I Just Want to Go Home
By Leslie DavidsonThree weeks into my diagnosis with Parkinson’s Disease, I wake up with the thought, “I just want to go home.” Home, back to where I belong, navigating through familiar territory with confidence in my ability to experience and enjoy. I try to be realistically optimistic and to learn everything I can about the disease, though sometimes the knowledge of what lies ahead is anything but empowering. I am loved and supported but I still feel lost in a bewildering landscape, a 60-year-old Alice, landing with a rude bump at the bottom of the rabbit hole. When an abrupt CT Scan technician scolds me for not lying still, I almost laugh out loud.“Lady,” I want to tell her, “I’ve got a tremor!
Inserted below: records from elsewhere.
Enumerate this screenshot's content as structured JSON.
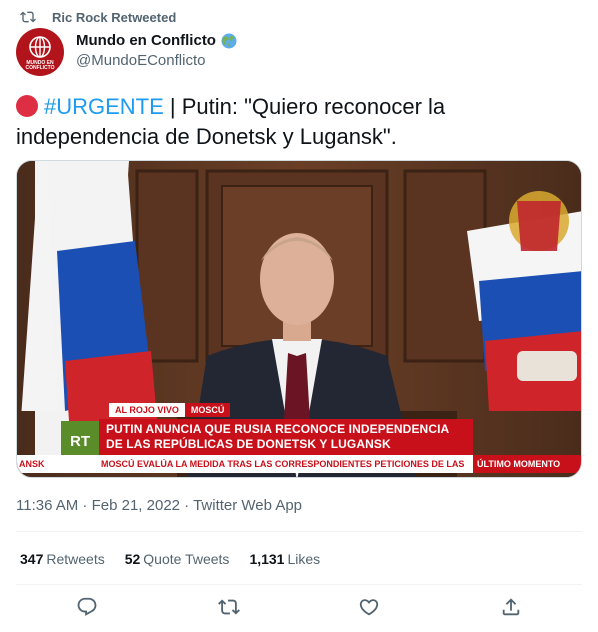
{
  "retweet": {
    "text": "Ric Rock Retweeted",
    "icon": "retweet-icon"
  },
  "author": {
    "display_name": "Mundo en Conflicto",
    "handle": "@MundoEConflicto",
    "badge_icon": "earth-globe-icon",
    "avatar_text": "MUNDO EN CONFLICTO"
  },
  "tweet": {
    "hashtag": "#URGENTE",
    "text": " | Putin: \"Quiero reconocer la independencia de Donetsk y Lugansk\"."
  },
  "media": {
    "tag_live": "AL ROJO VIVO",
    "tag_city": "MOSCÚ",
    "channel_badge": "RT",
    "headline_line1": "PUTIN ANUNCIA QUE RUSIA RECONOCE INDEPENDENCIA",
    "headline_line2": "DE LAS REPÚBLICAS DE DONETSK Y LUGANSK",
    "ticker_left": "ANSK",
    "ticker_main": "MOSCÚ EVALÚA LA MEDIDA TRAS LAS CORRESPONDIENTES PETICIONES DE LAS",
    "ticker_right": "ÚLTIMO MOMENTO"
  },
  "meta": {
    "time": "11:36 AM",
    "date": "Feb 21, 2022",
    "source": "Twitter Web App",
    "separator": " · "
  },
  "stats": [
    {
      "count": "347",
      "label": "Retweets"
    },
    {
      "count": "52",
      "label": "Quote Tweets"
    },
    {
      "count": "1,131",
      "label": "Likes"
    }
  ],
  "actions": [
    "reply-icon",
    "retweet-icon",
    "like-icon",
    "share-icon"
  ],
  "colors": {
    "accent": "#1d9bf0",
    "secondary_text": "#536471",
    "rt_red": "#c8101b",
    "urgent_dot": "#dd2e44"
  }
}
Why the hell do you think I’m here?” I knock over a wineglass just as I start to fill it. I call to my husband, “Do you think people who are not steady enough to pour wine should still be drinking it?” That makes us both laugh, my husband because he knows the answer, and me with relief that, after days of out-of-nowhere tears, I am finally finding humour in the random stupidity of the disease. Emotional lability is a Parkinson’s symptom. As someone who has always laughed and cried extraordinarily easily, it concerns me. I haven’t started taking medication yet and typing is already an issue as my left hand spasms and jumps on the keyboard. I’m anxious about how challenging my writing hobby is going to become. I have always been a compulsive blessings counter, an effective strategy for staving off the blues, most of the time. Yet, in the space of a moment, I panic about my chance of developing Parkinson’s related dementia, and whether or not I will be able to apply mascara when the PD hits my right side. My charter membership in The Shallow Person’s Club seems as significant a factor as any serious medical prognosis. My interior world is new and chaotic. And, though I know I live a blessed life, I am terrified. I just want to go home. Recently I asked Leslie to send me an update: My left hand vibrates, enthusiastically at times, but I can still type. Stairs and downhill walking can be tricky when I am fatigued but that’s what railings and hiking poles are for. A strenuous morning workout and lots of outdoor walking help me keep the pills, and their long-term side effects, to a minimum. Family, friends and laughter tame the fear-monster. I have connected to so many incredible support systems. And I have become a grandmother! I am home. Thank you Leslie for your honesty in sharing your story with us. And continued best wishes for your health. How about you? Are you like Leslie? Are you a compulsive blessings counter?